▶ _EXERCISE_
Could you please output all of the data exactly, without the images?

▶ _STUDY MATERIAL_
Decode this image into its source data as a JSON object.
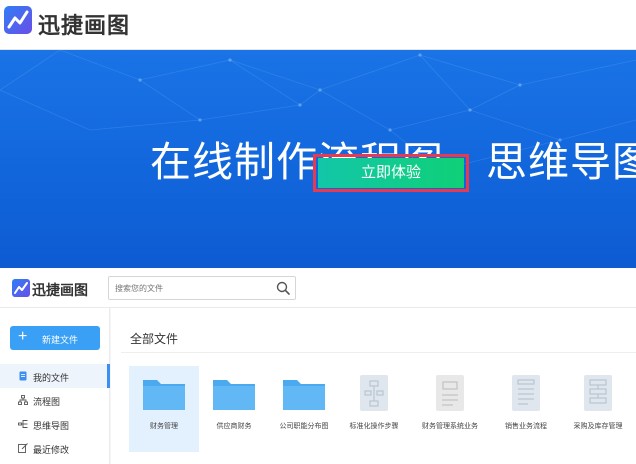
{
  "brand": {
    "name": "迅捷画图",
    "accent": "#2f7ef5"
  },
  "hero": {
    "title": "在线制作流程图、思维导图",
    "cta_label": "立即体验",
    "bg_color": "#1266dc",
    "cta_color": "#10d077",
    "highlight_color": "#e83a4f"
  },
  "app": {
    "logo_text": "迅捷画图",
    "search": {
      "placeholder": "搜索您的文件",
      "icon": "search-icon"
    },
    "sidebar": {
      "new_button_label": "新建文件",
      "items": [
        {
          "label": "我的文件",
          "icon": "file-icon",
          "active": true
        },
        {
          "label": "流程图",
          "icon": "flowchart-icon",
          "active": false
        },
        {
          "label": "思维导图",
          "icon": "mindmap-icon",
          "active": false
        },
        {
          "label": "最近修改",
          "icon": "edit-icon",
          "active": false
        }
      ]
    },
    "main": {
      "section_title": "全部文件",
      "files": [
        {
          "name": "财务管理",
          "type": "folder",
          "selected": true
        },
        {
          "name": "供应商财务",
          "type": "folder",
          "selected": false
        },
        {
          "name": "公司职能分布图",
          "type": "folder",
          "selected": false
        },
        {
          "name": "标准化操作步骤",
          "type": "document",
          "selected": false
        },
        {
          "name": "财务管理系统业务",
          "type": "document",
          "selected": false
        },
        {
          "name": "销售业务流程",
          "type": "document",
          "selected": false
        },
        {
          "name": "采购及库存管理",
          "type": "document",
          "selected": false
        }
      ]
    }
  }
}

▶ _EXPECTED OUTPUT_
Decode this image into its source data as a JSON object.
{
  "brand": {
    "name": "迅捷画图",
    "accent": "#2f7ef5"
  },
  "hero": {
    "title": "在线制作流程图、思维导图",
    "cta_label": "立即体验",
    "bg_color": "#1266dc",
    "cta_color": "#10d077",
    "highlight_color": "#e83a4f"
  },
  "app": {
    "logo_text": "迅捷画图",
    "search": {
      "placeholder": "搜索您的文件",
      "icon": "search-icon"
    },
    "sidebar": {
      "new_button_label": "新建文件",
      "items": [
        {
          "label": "我的文件",
          "icon": "file-icon",
          "active": true
        },
        {
          "label": "流程图",
          "icon": "flowchart-icon",
          "active": false
        },
        {
          "label": "思维导图",
          "icon": "mindmap-icon",
          "active": false
        },
        {
          "label": "最近修改",
          "icon": "edit-icon",
          "active": false
        }
      ]
    },
    "main": {
      "section_title": "全部文件",
      "files": [
        {
          "name": "财务管理",
          "type": "folder",
          "selected": true
        },
        {
          "name": "供应商财务",
          "type": "folder",
          "selected": false
        },
        {
          "name": "公司职能分布图",
          "type": "folder",
          "selected": false
        },
        {
          "name": "标准化操作步骤",
          "type": "document",
          "selected": false
        },
        {
          "name": "财务管理系统业务",
          "type": "document",
          "selected": false
        },
        {
          "name": "销售业务流程",
          "type": "document",
          "selected": false
        },
        {
          "name": "采购及库存管理",
          "type": "document",
          "selected": false
        }
      ]
    }
  }
}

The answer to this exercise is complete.